Welcome to Canada
This past week, GM and I went to Canada to attend the Known World Dance Symposium. On the way, we stopped in Toronto to visit the museums, and in Stratford for the Shakespeare festival.
Toronto is one heckuva nice town. The streetcars move along in the center of the streets, so the drivers in the right-hand turn lanes have to pause while people get on and off the streetcars. In Boston, this would result in pedestrian pizza; but in Toronto the drivers just stop, well before they come alongside the bus. I think there must be tranquilizers in the water supply.
The Royal Ontario Museum has a lot of SCA-appropriate armor, and a full set of fruit trenchers! They don’t have any images on their website, so I need to write to the curator. (note to self, Dessert Trenchers with Storage Box English late 1500s 961.232.25a-n). Matt tried to take some pictures for me, but we haven't got them off the camera yet.
The Art gallery of Ontario seemed like it would be entirely modern, so we only went there because many of Toronto's other features were closed due to a city worker strike. It was fortunate, partly because the exhibit on surrealism was quite cool, and because in the basement was a large collection of medieval objects of ivory and wood. The big score was a Set of Carving Knives, around 1350 France (paris) ivory, steel, silver, leather case 107455. Happily the shop had a book with a good picture. I must remember to scan it and send it to the knife boys.
Should you ever travel to Toronto, I strongly recommend eating at Cava. The owner was described by Gourmet magazine as a defiant charcutièrist, and our dinner of tapas inspired food was amazing.
We arrived in Stratford on Canada Day. Fortunately not everything was closed so we got some lunch and wandered around the town. There was a small fair going on in the main square, so we watched some dance demonstrations (clogging, mostly) and ate a deep-fried Mars Bar before going to see Julius Caesar. I liked the production, and was amused by the fact the actor playing Caesar was the same actor who played Henry Breedlove (MacBeth) in season two of Slings and Arrows. In the evening we saw Bartholomew Faire, which was somewhat frantic but quite funny. The next day we saw The Importance of Being Ernest, one of my very favorite plays in the whole world. The people playing Algernon, Cecily and Lady Bracknell were all quite wonderful, and Miss Prism was delightfully stern.
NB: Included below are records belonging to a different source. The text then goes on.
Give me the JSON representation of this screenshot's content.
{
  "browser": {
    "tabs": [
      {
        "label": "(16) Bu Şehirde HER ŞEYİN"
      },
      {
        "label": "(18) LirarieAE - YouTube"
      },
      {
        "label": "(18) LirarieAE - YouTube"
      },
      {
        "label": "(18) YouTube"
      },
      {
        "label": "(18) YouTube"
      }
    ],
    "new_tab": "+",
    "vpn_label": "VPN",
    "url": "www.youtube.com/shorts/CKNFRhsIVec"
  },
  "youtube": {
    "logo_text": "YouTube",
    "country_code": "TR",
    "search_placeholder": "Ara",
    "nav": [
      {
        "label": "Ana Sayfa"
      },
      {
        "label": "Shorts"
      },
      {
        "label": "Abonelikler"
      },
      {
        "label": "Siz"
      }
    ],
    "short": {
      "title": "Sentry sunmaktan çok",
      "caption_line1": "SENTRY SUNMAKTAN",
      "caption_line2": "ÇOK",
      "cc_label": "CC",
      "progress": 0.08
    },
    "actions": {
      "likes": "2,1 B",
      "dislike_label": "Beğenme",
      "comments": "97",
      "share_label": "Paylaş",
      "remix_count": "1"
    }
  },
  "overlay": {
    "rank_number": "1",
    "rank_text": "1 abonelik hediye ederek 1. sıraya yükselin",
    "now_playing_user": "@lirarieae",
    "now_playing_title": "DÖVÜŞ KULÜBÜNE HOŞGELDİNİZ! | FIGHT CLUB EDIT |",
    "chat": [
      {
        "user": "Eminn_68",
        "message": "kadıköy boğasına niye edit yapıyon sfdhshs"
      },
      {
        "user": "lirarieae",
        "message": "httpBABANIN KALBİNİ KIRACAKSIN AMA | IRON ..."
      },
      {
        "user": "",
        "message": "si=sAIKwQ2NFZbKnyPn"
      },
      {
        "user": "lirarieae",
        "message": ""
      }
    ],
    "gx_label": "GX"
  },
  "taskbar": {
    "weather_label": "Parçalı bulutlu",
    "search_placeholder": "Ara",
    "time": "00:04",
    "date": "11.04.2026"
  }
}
The actor playing Rev. Canon Chasuble was also in Slings and Arrows as the ghost of Oliver. There are things I would do in the staging of TIoBE that they did not do, but what they did do was very good.
We didn't really see much of Hamilton, other than a few restaurants and the edge of campus where we were staying.
The Known World Dance Symposium was excellent. I took several classes on the Gresly manuscript, all of which were quite interesting. I need to look at the manuscript again and see if my impression that Gresley is closely related to the Brussels manuscript is correct. I also did several new-to-me Playford dances including A la Mode de France, Whish, and an interestingly different reconstruction of Faine I Would. GM and I also took classes to learn some new cascardas (Alta Regina and Maraviglia d'Amore), I hope we'll be able to teach them to the local group.